How to complete this task
In the records below, find every line that contains "screenshot" and list it.

(Data records for software interfaces)
——————

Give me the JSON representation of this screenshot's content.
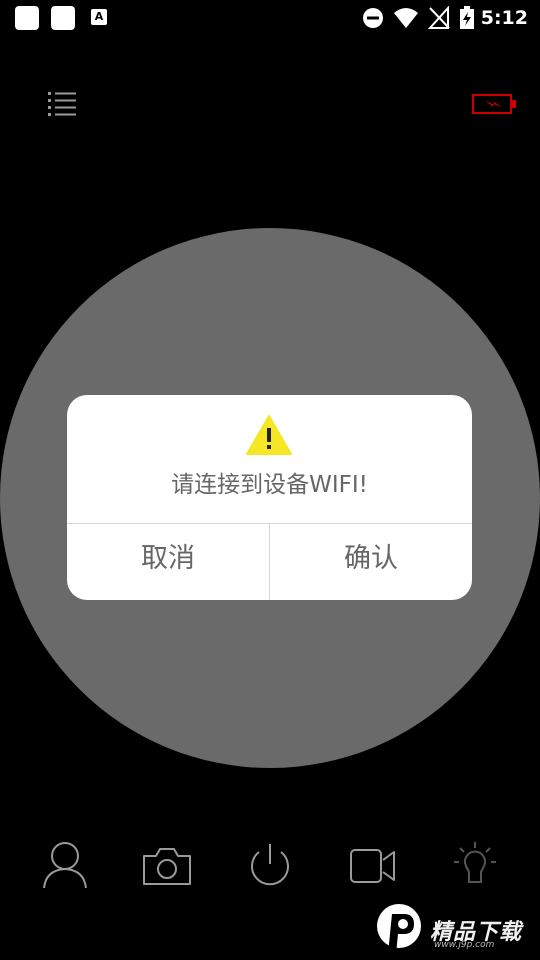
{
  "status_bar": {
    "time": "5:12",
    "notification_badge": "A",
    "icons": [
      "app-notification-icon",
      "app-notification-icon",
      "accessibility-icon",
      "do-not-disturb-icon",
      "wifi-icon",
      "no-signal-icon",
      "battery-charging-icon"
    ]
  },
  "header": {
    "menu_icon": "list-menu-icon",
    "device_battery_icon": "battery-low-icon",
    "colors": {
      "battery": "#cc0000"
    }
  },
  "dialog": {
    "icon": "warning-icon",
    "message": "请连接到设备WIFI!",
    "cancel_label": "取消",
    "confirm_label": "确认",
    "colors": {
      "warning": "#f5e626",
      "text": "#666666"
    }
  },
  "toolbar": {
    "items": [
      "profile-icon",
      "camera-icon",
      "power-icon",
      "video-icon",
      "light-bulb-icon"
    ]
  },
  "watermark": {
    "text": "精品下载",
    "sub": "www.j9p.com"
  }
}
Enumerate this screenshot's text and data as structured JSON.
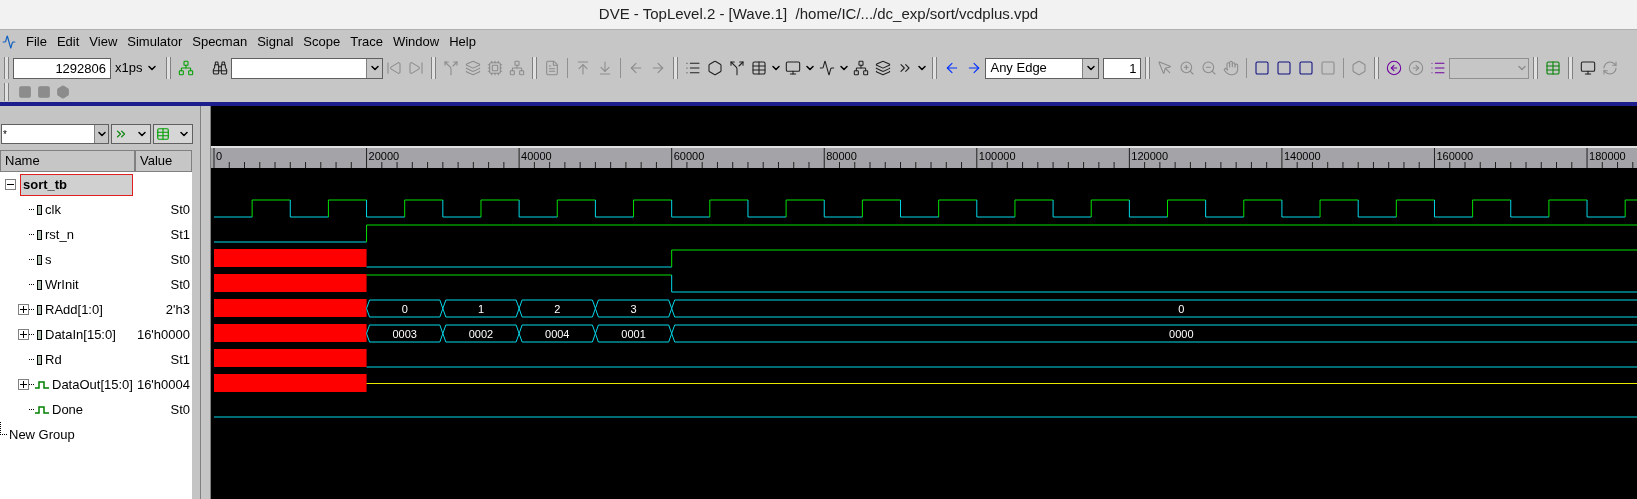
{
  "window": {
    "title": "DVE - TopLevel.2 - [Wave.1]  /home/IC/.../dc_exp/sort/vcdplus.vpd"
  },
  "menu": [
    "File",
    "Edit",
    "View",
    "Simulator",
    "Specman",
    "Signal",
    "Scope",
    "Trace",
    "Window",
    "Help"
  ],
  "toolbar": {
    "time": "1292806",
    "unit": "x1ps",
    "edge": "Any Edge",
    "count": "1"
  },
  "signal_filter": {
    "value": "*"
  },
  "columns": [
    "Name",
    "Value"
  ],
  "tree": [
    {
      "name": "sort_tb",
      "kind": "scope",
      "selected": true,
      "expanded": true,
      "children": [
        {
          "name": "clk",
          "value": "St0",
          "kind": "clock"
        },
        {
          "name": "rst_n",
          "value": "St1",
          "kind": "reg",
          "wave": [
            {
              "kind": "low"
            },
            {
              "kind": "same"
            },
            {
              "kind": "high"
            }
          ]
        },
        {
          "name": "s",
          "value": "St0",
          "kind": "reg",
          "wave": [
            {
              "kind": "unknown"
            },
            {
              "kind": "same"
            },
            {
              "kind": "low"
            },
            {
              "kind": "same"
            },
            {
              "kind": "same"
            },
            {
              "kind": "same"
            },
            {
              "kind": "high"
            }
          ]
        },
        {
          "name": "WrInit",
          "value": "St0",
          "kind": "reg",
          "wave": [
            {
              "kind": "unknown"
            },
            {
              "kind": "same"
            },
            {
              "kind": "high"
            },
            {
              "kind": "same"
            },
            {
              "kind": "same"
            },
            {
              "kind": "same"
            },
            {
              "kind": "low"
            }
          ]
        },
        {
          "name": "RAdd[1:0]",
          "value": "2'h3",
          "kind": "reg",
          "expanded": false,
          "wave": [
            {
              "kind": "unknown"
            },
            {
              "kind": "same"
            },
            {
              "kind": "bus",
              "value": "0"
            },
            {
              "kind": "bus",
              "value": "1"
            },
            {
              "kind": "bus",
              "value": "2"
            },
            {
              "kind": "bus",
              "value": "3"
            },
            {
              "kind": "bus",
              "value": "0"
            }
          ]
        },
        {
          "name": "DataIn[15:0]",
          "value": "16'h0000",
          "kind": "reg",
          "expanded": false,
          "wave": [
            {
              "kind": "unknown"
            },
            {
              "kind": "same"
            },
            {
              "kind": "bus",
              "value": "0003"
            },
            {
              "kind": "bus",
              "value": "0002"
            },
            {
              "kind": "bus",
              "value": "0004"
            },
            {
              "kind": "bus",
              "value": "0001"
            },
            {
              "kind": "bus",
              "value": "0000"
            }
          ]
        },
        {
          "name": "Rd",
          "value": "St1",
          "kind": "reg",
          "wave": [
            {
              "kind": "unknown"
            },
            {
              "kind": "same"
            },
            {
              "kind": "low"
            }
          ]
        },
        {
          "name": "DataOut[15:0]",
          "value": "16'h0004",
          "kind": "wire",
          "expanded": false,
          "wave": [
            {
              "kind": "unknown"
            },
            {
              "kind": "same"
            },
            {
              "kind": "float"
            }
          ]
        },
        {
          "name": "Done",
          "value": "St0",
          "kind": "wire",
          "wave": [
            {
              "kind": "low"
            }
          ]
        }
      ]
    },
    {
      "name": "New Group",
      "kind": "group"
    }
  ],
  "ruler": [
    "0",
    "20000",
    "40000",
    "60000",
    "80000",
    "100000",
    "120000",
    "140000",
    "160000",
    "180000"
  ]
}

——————

Solved exercise
Give me the JSON representation of this screenshot's content.
Enumerate this screenshot's text and data as structured JSON.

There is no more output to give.